Women 4 Cancer launch a staircase run and abseiling challenge in bid to raise cancer awareness

By Brenda Keshi
The Run and Abseiling challenge targeted 30 fitness enthusiasts in preparation for the Globeathon Cancer Walk which is set for end of January at Karura Forest targeting over 2000 participants.

Women 4 Cancer, an organization that champions the fight against cervical cancer in Kenya, hosted the first “Staircase Race & Abseiling Challenge”, opening a new chapter on the role of fitness in the fight against the disease.

The event, jointly hosted by Ibis Styles hotel – Westlands, saw about 50 runners and fitness enthusiasts face an incredible challenge of racing up 11 floors of a staircase to raise awareness of Cancer in Kenya. Another 30 Fitness experts competed for time as they abseiled from the roof of the hotel in partnership with Vertical Heights.

This was a unique event on the Nairobi skyline in preparation for the launch of the Globeathon Cancer Walk to be held at Karura forest.

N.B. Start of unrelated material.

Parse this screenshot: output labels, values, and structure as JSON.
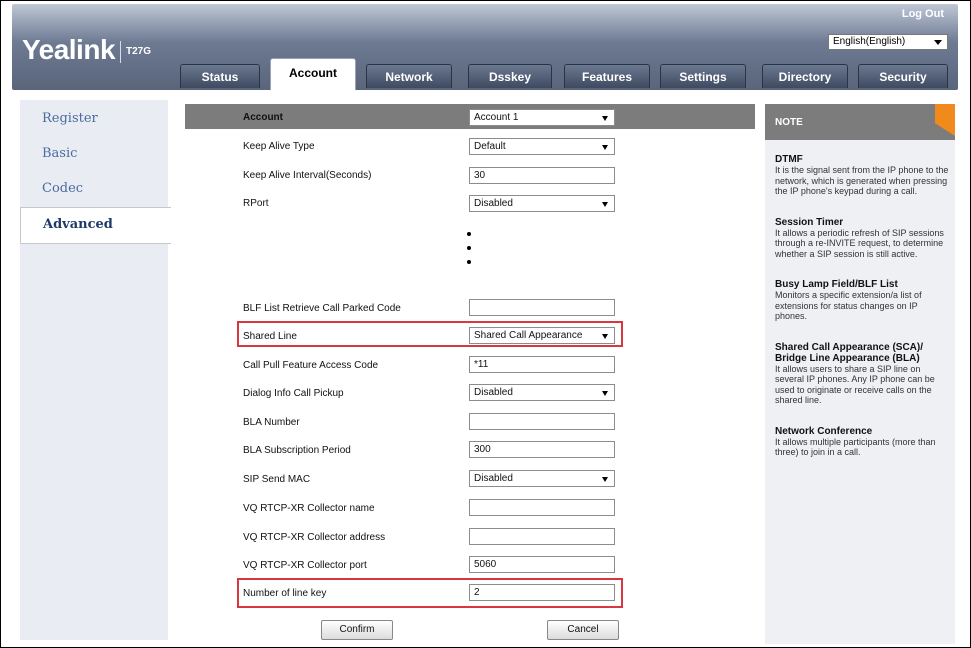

It also marked the start of a weeklong campaign for the cervical cancer awareness week which has kicked off.

Addressing participants, Stuart Clay, General Manager for Ibis Styles said there was need for a fresh approach to fitness as a way of enhancing organizations that fight against cervical cancer such as Women 4 Cancer, to build a culture of physical activity and healthy lifestyle in the country.

The Women 4 Cancer will at the end of the month host the annual Women 4 Cancer Globeathon Walk, a fundraising drive designed to raise awareness on the benefits of early detection, and raise funds to support screening activities across the country, in a bid to reduce prevalence of late stage diagnosis of cervical cancer.

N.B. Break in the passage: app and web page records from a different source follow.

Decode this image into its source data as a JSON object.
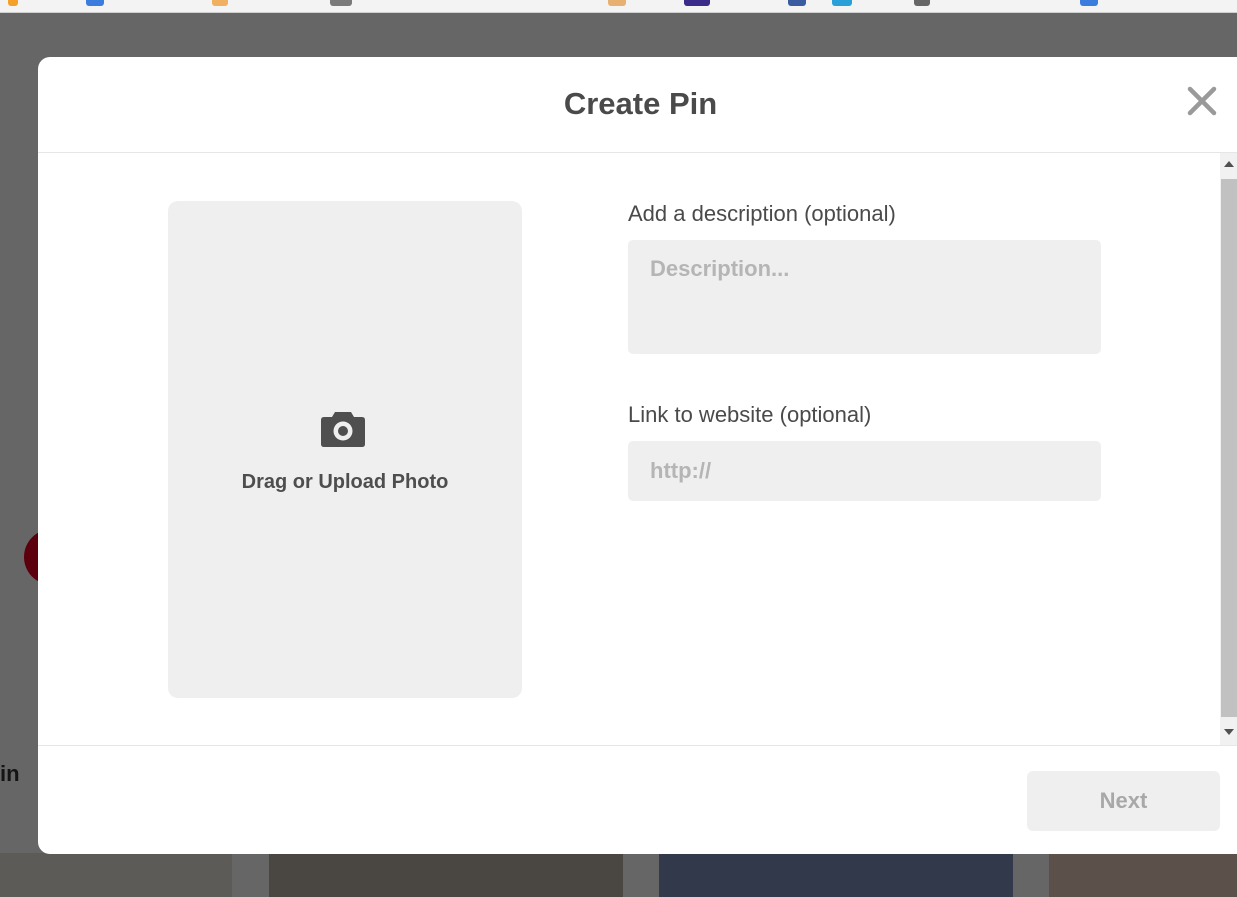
{
  "modal": {
    "title": "Create Pin",
    "upload": {
      "label": "Drag or Upload Photo",
      "icon": "camera-icon"
    },
    "description": {
      "label": "Add a description (optional)",
      "placeholder": "Description...",
      "value": ""
    },
    "link": {
      "label": "Link to website (optional)",
      "placeholder": "http://",
      "value": ""
    },
    "next_label": "Next",
    "close_icon": "close-icon"
  },
  "background": {
    "side_text": "in"
  },
  "colors": {
    "overlay": "#000000",
    "field_background": "#efefef",
    "title_text": "#4a4a4a",
    "disabled_button_text": "#a8a8a8"
  }
}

The organization’s Chair and Co-founder Benda Kithaka said Globeathon had become a key event on the calendar of many Kenyans and a key offering to the community for corporate organizations such as Ibis Styles seeking to join.

“Globally, January is cervical cancer awareness month, and we are committed by joining world in sensitizing the public that cervical cancer can be beaten with early detection and timely access to treatment”, she added.

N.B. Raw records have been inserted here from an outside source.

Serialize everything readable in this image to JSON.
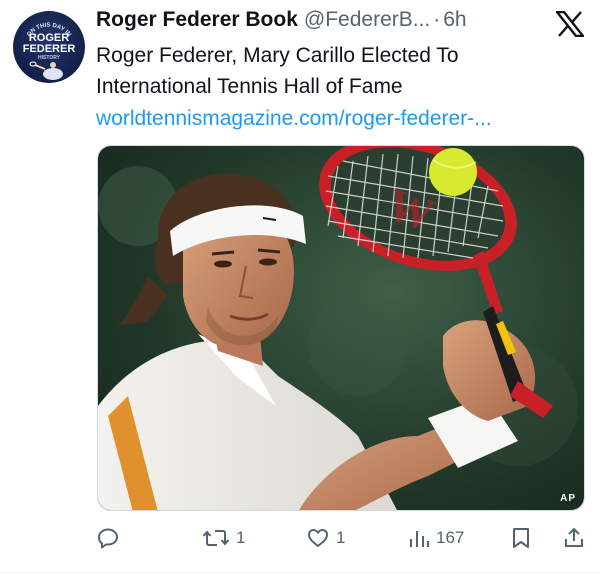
{
  "colors": {
    "text_primary": "#0f1419",
    "text_secondary": "#536471",
    "link": "#1d9bf0"
  },
  "avatar": {
    "badge_line1": "ON THIS DAY IN",
    "badge_line2": "ROGER",
    "badge_line3": "FEDERER",
    "badge_line4": "HISTORY"
  },
  "header": {
    "author_name": "Roger Federer Book",
    "handle": "@FedererB...",
    "separator": "·",
    "timestamp": "6h",
    "platform_icon": "x-logo-icon"
  },
  "tweet": {
    "text_line1": "Roger Federer, Mary Carillo Elected To",
    "text_line2": "International Tennis Hall of Fame",
    "link_text": "worldtennismagazine.com/roger-federer-..."
  },
  "media": {
    "credit": "AP"
  },
  "actions": {
    "reply": {
      "icon": "reply-icon",
      "count": ""
    },
    "retweet": {
      "icon": "retweet-icon",
      "count": "1"
    },
    "like": {
      "icon": "heart-icon",
      "count": "1"
    },
    "views": {
      "icon": "views-icon",
      "count": "167"
    },
    "bookmark": {
      "icon": "bookmark-icon"
    },
    "share": {
      "icon": "share-icon"
    }
  }
}
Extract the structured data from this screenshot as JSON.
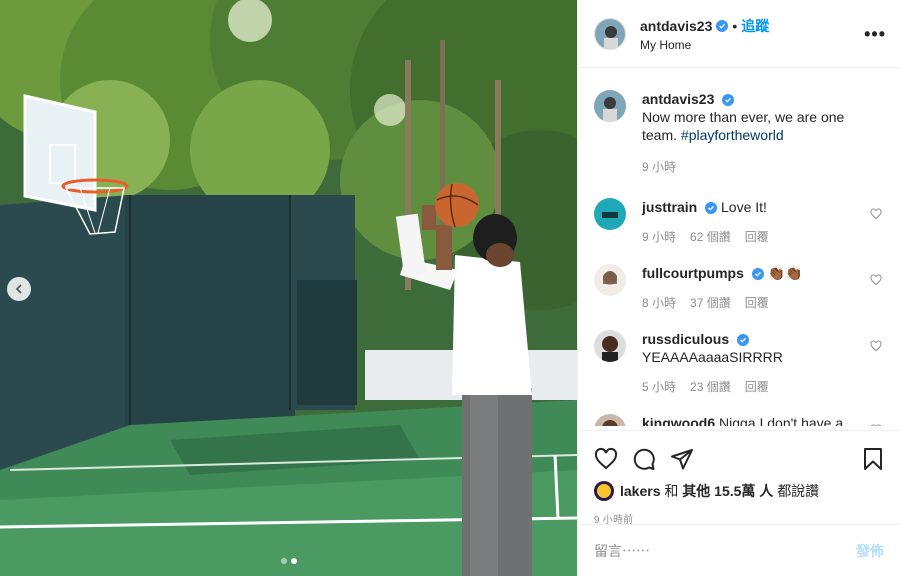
{
  "post": {
    "username": "antdavis23",
    "follow_label": "追蹤",
    "location": "My Home",
    "more_label": "•••",
    "caption_text": "Now more than ever, we are one team.",
    "caption_hashtag": "#playfortheworld",
    "caption_time": "9 小時",
    "accent_color": "#0095f6",
    "verified_color": "#3897f0"
  },
  "comments": [
    {
      "username": "justtrain",
      "text": "Love It!",
      "time": "9 小時",
      "likes": "62 個讚",
      "reply": "回覆"
    },
    {
      "username": "fullcourtpumps",
      "text": "👏🏾👏🏾",
      "time": "8 小時",
      "likes": "37 個讚",
      "reply": "回覆"
    },
    {
      "username": "russdiculous",
      "text": "YEAAAAaaaaSIRRRR",
      "time": "5 小時",
      "likes": "23 個讚",
      "reply": "回覆"
    },
    {
      "username": "kingwood6",
      "text": "Nigga I don't have a"
    }
  ],
  "likes": {
    "username": "lakers",
    "and": "和",
    "others": "其他 15.5萬 人",
    "suffix": "都說讚"
  },
  "posted_time": "9 小時前",
  "comment_box": {
    "placeholder": "留言⋯⋯",
    "post_label": "發佈"
  },
  "carousel": {
    "count": 2,
    "active": 2
  },
  "icons": [
    "heart-icon",
    "comment-icon",
    "share-icon",
    "bookmark-icon",
    "chevron-left-icon",
    "verified-icon",
    "more-icon"
  ]
}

Cancer is the third major cause of death among Kenyans after infectious and cardiovascular diseases. According to statistics from the government, about 30,000 new cases of cancers are recorded annually, with a corresponding mortality of around 28,000 each year as a result of late diagnosis and lack of timely treatment. Regrettably, East Africa is leading the world with cervical cancer incidences and deaths, with about 4,800 cases diagnosed and over 2,500 deaths recorded annually in Kenya alone. A trend that needs to change.

This is the 5th year that the walk will take place in Kenya and it is expected to attract over 2,000 participants; including families, school going children and the corporates in Kenya.